■ Task brief: With every picture left out, give the data below back exactly.

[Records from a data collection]
-- Opening Marker --
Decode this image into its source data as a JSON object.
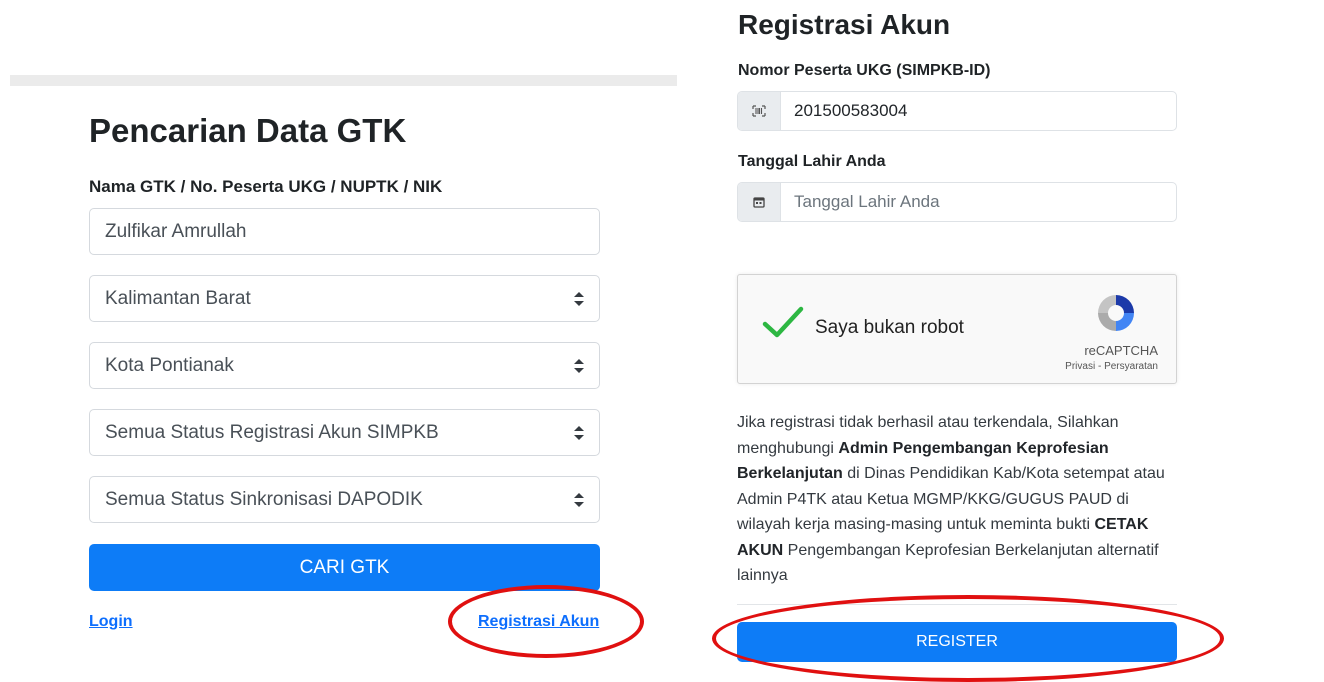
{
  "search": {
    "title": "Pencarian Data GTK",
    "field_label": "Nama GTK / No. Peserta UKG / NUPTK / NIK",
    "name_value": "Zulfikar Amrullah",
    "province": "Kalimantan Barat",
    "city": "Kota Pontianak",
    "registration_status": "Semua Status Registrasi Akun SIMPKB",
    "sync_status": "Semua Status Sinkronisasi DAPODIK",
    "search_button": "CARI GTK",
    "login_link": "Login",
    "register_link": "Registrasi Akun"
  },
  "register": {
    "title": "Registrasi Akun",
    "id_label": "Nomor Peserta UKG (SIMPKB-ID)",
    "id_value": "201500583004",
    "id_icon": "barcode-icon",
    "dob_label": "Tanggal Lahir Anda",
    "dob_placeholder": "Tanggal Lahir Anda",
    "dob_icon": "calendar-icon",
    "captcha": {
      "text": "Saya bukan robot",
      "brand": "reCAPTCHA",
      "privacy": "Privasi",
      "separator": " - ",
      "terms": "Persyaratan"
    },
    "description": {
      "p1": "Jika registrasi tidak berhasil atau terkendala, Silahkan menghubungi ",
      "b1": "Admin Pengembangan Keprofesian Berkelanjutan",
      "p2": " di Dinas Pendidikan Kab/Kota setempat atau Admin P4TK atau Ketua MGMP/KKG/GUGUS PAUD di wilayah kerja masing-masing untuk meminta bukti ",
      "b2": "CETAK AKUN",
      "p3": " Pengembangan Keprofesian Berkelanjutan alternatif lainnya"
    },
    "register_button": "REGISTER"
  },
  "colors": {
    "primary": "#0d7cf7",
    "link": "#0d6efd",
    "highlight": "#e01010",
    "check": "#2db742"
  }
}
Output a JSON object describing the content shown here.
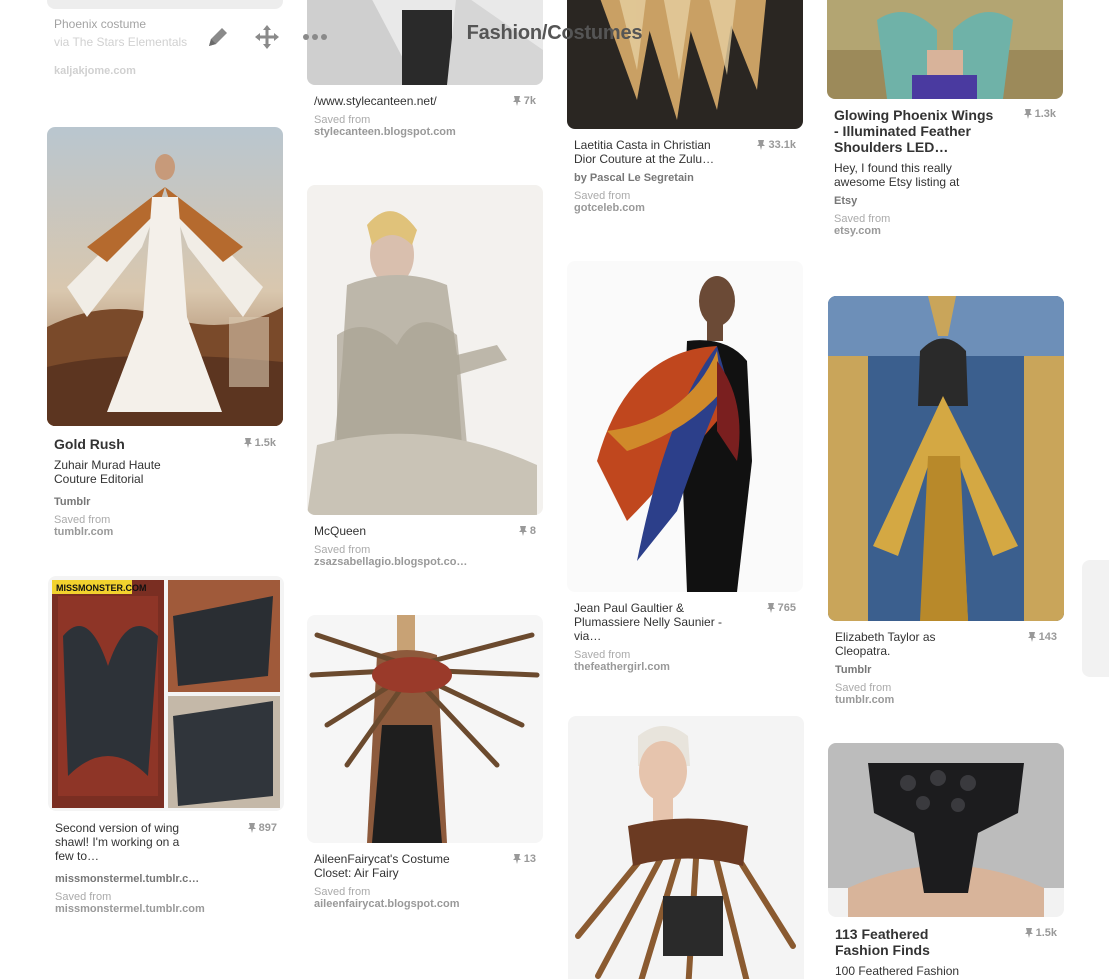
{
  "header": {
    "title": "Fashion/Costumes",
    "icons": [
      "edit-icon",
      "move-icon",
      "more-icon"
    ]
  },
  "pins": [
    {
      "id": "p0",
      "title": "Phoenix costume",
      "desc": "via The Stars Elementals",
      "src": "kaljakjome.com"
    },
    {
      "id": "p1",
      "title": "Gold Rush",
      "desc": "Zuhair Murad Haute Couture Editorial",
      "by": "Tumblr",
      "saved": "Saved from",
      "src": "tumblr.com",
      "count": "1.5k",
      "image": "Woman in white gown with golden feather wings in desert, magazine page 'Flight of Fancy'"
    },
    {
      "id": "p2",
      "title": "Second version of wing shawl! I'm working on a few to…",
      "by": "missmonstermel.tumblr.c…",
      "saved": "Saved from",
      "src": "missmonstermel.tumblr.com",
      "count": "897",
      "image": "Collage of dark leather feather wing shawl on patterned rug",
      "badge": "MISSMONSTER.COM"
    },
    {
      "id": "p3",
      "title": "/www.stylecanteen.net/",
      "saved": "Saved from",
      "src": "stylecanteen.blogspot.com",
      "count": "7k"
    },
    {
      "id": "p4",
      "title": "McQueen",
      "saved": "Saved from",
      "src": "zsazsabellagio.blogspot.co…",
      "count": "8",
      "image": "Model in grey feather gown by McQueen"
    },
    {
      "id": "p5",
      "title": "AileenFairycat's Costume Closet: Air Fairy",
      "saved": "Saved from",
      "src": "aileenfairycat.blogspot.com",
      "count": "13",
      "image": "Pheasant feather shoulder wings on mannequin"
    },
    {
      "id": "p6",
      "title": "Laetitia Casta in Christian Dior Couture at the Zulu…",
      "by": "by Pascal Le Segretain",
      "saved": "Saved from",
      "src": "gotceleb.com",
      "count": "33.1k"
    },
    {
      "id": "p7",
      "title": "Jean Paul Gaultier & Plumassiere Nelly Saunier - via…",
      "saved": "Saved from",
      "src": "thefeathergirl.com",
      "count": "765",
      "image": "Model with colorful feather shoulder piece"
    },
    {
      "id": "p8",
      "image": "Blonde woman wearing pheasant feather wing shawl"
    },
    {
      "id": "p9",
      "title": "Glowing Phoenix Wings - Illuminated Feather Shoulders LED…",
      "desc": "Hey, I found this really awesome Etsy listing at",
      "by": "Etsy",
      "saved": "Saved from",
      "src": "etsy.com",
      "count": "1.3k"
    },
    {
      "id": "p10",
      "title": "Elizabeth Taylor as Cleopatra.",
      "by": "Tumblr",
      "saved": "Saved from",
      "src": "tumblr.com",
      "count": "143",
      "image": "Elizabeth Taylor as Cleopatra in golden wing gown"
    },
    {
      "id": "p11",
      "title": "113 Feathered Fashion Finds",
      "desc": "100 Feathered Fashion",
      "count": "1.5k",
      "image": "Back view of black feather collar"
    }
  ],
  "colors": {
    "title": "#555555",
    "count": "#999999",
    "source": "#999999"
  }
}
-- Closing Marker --
■ Exercise response:
Decode this image into its source data as a JSON object.
{
  "search": {
    "title": "Pencarian Data GTK",
    "field_label": "Nama GTK / No. Peserta UKG / NUPTK / NIK",
    "name_value": "Zulfikar Amrullah",
    "province": "Kalimantan Barat",
    "city": "Kota Pontianak",
    "registration_status": "Semua Status Registrasi Akun SIMPKB",
    "sync_status": "Semua Status Sinkronisasi DAPODIK",
    "search_button": "CARI GTK",
    "login_link": "Login",
    "register_link": "Registrasi Akun"
  },
  "register": {
    "title": "Registrasi Akun",
    "id_label": "Nomor Peserta UKG (SIMPKB-ID)",
    "id_value": "201500583004",
    "id_icon": "barcode-icon",
    "dob_label": "Tanggal Lahir Anda",
    "dob_placeholder": "Tanggal Lahir Anda",
    "dob_icon": "calendar-icon",
    "captcha": {
      "text": "Saya bukan robot",
      "brand": "reCAPTCHA",
      "privacy": "Privasi",
      "separator": " - ",
      "terms": "Persyaratan"
    },
    "description": {
      "p1": "Jika registrasi tidak berhasil atau terkendala, Silahkan menghubungi ",
      "b1": "Admin Pengembangan Keprofesian Berkelanjutan",
      "p2": " di Dinas Pendidikan Kab/Kota setempat atau Admin P4TK atau Ketua MGMP/KKG/GUGUS PAUD di wilayah kerja masing-masing untuk meminta bukti ",
      "b2": "CETAK AKUN",
      "p3": " Pengembangan Keprofesian Berkelanjutan alternatif lainnya"
    },
    "register_button": "REGISTER"
  },
  "colors": {
    "primary": "#0d7cf7",
    "link": "#0d6efd",
    "highlight": "#e01010",
    "check": "#2db742"
  }
}
Output a JSON object describing the content shown here.
{
  "header": {
    "title": "Fashion/Costumes",
    "icons": [
      "edit-icon",
      "move-icon",
      "more-icon"
    ]
  },
  "pins": [
    {
      "id": "p0",
      "title": "Phoenix costume",
      "desc": "via The Stars Elementals",
      "src": "kaljakjome.com"
    },
    {
      "id": "p1",
      "title": "Gold Rush",
      "desc": "Zuhair Murad Haute Couture Editorial",
      "by": "Tumblr",
      "saved": "Saved from",
      "src": "tumblr.com",
      "count": "1.5k",
      "image": "Woman in white gown with golden feather wings in desert, magazine page 'Flight of Fancy'"
    },
    {
      "id": "p2",
      "title": "Second version of wing shawl! I'm working on a few to…",
      "by": "missmonstermel.tumblr.c…",
      "saved": "Saved from",
      "src": "missmonstermel.tumblr.com",
      "count": "897",
      "image": "Collage of dark leather feather wing shawl on patterned rug",
      "badge": "MISSMONSTER.COM"
    },
    {
      "id": "p3",
      "title": "/www.stylecanteen.net/",
      "saved": "Saved from",
      "src": "stylecanteen.blogspot.com",
      "count": "7k"
    },
    {
      "id": "p4",
      "title": "McQueen",
      "saved": "Saved from",
      "src": "zsazsabellagio.blogspot.co…",
      "count": "8",
      "image": "Model in grey feather gown by McQueen"
    },
    {
      "id": "p5",
      "title": "AileenFairycat's Costume Closet: Air Fairy",
      "saved": "Saved from",
      "src": "aileenfairycat.blogspot.com",
      "count": "13",
      "image": "Pheasant feather shoulder wings on mannequin"
    },
    {
      "id": "p6",
      "title": "Laetitia Casta in Christian Dior Couture at the Zulu…",
      "by": "by Pascal Le Segretain",
      "saved": "Saved from",
      "src": "gotceleb.com",
      "count": "33.1k"
    },
    {
      "id": "p7",
      "title": "Jean Paul Gaultier & Plumassiere Nelly Saunier - via…",
      "saved": "Saved from",
      "src": "thefeathergirl.com",
      "count": "765",
      "image": "Model with colorful feather shoulder piece"
    },
    {
      "id": "p8",
      "image": "Blonde woman wearing pheasant feather wing shawl"
    },
    {
      "id": "p9",
      "title": "Glowing Phoenix Wings - Illuminated Feather Shoulders LED…",
      "desc": "Hey, I found this really awesome Etsy listing at",
      "by": "Etsy",
      "saved": "Saved from",
      "src": "etsy.com",
      "count": "1.3k"
    },
    {
      "id": "p10",
      "title": "Elizabeth Taylor as Cleopatra.",
      "by": "Tumblr",
      "saved": "Saved from",
      "src": "tumblr.com",
      "count": "143",
      "image": "Elizabeth Taylor as Cleopatra in golden wing gown"
    },
    {
      "id": "p11",
      "title": "113 Feathered Fashion Finds",
      "desc": "100 Feathered Fashion",
      "count": "1.5k",
      "image": "Back view of black feather collar"
    }
  ],
  "colors": {
    "title": "#555555",
    "count": "#999999",
    "source": "#999999"
  }
}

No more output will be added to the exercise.